We’re currently living in a golden age of television from Game of Thrones to Planet Earth II but nothing tops Vince Gilligan’s masterpiece Breaking Bad.
Okay, maybe The Sopranos and Band of Brothers did event television first but for us Breaking Bad is the top dog.
If we’re honest though the idea of sitting through all five seasons of Walter White’s transformation from Mr Chips to Scarface is a bit daunting, especially when you realise it’d take around 62 hours to watch it all.
Thankfully one enterprising film maker has decided that as fantastic as the show is, it’d also make a great movie because let’s be honest, there’s a lot of naff in the show before we get to the meat of it.
I’m looking at you superfluous plane sub-plot in Season 2…
Here’s what the creator said about his project:
After two years of sleepless nights of endless editing, we bring you the answer to that very question.
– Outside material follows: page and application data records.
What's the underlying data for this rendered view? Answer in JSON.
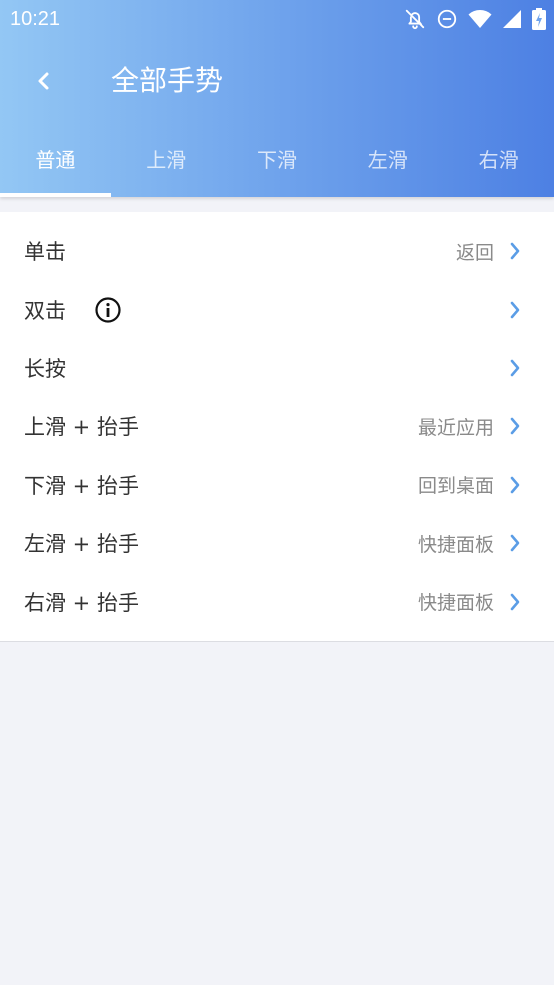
{
  "status_bar": {
    "time": "10:21",
    "icons": [
      "notifications-off-icon",
      "do-not-disturb-icon",
      "wifi-icon",
      "signal-icon",
      "battery-charging-icon"
    ]
  },
  "header": {
    "title": "全部手势",
    "back_icon": "chevron-left-icon"
  },
  "tabs": [
    {
      "label": "普通",
      "active": true
    },
    {
      "label": "上滑",
      "active": false
    },
    {
      "label": "下滑",
      "active": false
    },
    {
      "label": "左滑",
      "active": false
    },
    {
      "label": "右滑",
      "active": false
    }
  ],
  "gestures": [
    {
      "label": "单击",
      "value": "返回"
    },
    {
      "label": "双击",
      "value": "",
      "has_info": true
    },
    {
      "label": "长按",
      "value": ""
    },
    {
      "label": "上滑 + 抬手",
      "value": "最近应用"
    },
    {
      "label": "下滑 + 抬手",
      "value": "回到桌面"
    },
    {
      "label": "左滑 + 抬手",
      "value": "快捷面板"
    },
    {
      "label": "右滑 + 抬手",
      "value": "快捷面板"
    }
  ],
  "colors": {
    "header_gradient_start": "#93c7f4",
    "header_gradient_end": "#4d80e3",
    "chevron": "#5b9de6",
    "background": "#f2f3f8"
  }
}
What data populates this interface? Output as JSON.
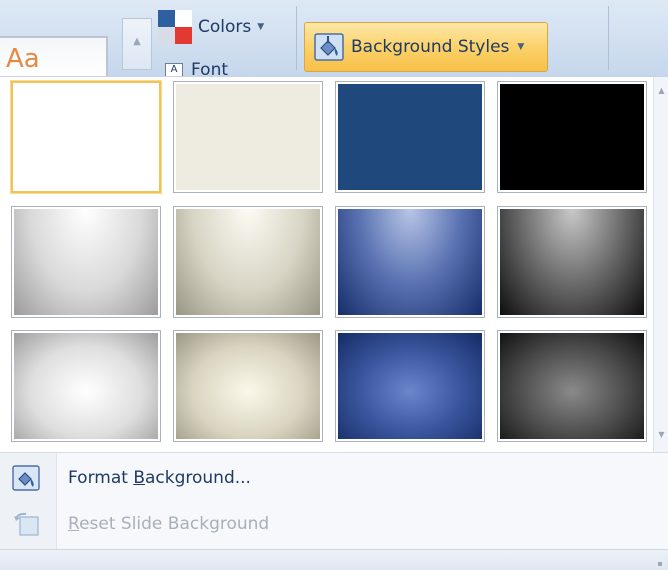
{
  "ribbon": {
    "theme_preview_text": "Aa",
    "colors_label": "Colors",
    "fonts_label_partial": "Font",
    "background_styles_label": "Background Styles"
  },
  "gallery": {
    "tiles": [
      {
        "name": "style-1",
        "fill": "#ffffff",
        "selected": true
      },
      {
        "name": "style-2",
        "fill": "#eeece1"
      },
      {
        "name": "style-3",
        "fill": "#1f497d"
      },
      {
        "name": "style-4",
        "fill": "#000000"
      },
      {
        "name": "style-5",
        "gradient": "radial-gradient(ellipse at 50% 0%, #ffffff 0%, #d9d9d9 55%, #9c9c9c 100%)"
      },
      {
        "name": "style-6",
        "gradient": "radial-gradient(ellipse at 50% 0%, #fcfbf3 0%, #d7d4c4 55%, #9a9684 100%)"
      },
      {
        "name": "style-7",
        "gradient": "radial-gradient(ellipse at 50% 0%, #b7c6e6 0%, #5a72b2 50%, #162d6a 100%)"
      },
      {
        "name": "style-8",
        "gradient": "radial-gradient(ellipse at 50% 0%, #c9c9c9 0%, #6b6b6b 50%, #0e0e0e 100%)"
      },
      {
        "name": "style-9",
        "gradient": "radial-gradient(ellipse at 50% 55%, #ffffff 0%, #dedede 55%, #9e9e9e 100%)"
      },
      {
        "name": "style-10",
        "gradient": "radial-gradient(ellipse at 50% 55%, #fbf8ea 0%, #d8d4c0 55%, #9c9885 100%)"
      },
      {
        "name": "style-11",
        "gradient": "radial-gradient(ellipse at 50% 55%, #6c86cc 0%, #3b569e 50%, #142b66 100%)"
      },
      {
        "name": "style-12",
        "gradient": "radial-gradient(ellipse at 50% 55%, #8a8a8a 0%, #4a4a4a 55%, #121212 100%)"
      }
    ]
  },
  "menu": {
    "format_background": {
      "pre": "Format ",
      "underline": "B",
      "post": "ackground..."
    },
    "reset_slide_background": {
      "pre": "",
      "underline": "R",
      "post": "eset Slide Background",
      "disabled": true
    }
  },
  "colors": {
    "ribbon_bg": "#d3e1f1",
    "highlight": "#fbd26a",
    "text": "#1f3a65",
    "disabled_text": "#a7b0bc"
  }
}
A study project that became an all-consuming passion.
It’s not a fan-film, hitting the highlights of show in a home-made homage, but rather a re-imagining of the underlying concept itself, lending itself to full feature-length treatment.
An alternative Breaking Bad, to be viewed with fresh eyes.
Of course, in adapting the show it means we also lose a lot of the nice extra detail and world building that the show’s writers and directors worked on.
Still it’s an interesting adaptation that changes the tone from a a slow methodical drama to a fast paced thriller.
If you’re interested check it out here…
Of course if we’re being purists about things, we still prefer the TV show but this is probably the closest you’ll ever get to seeing Walt and Jessie’s meth based antics on the big screen.
For now at least…
More of a concept than a journalist, Tom Percival was forged in the bowels of Salford University from which he emerged grasping a Masters in journalism.
Since then his rise has been described by himself as ‘meteoric’ rising to the esteemed rank of Social Editor at UNILAD as well as working at the BBC, Manchester Evening News, and ITV.
He credits his success to three core techniques, name repetition, personality mirroring, and never breaking off a handshake.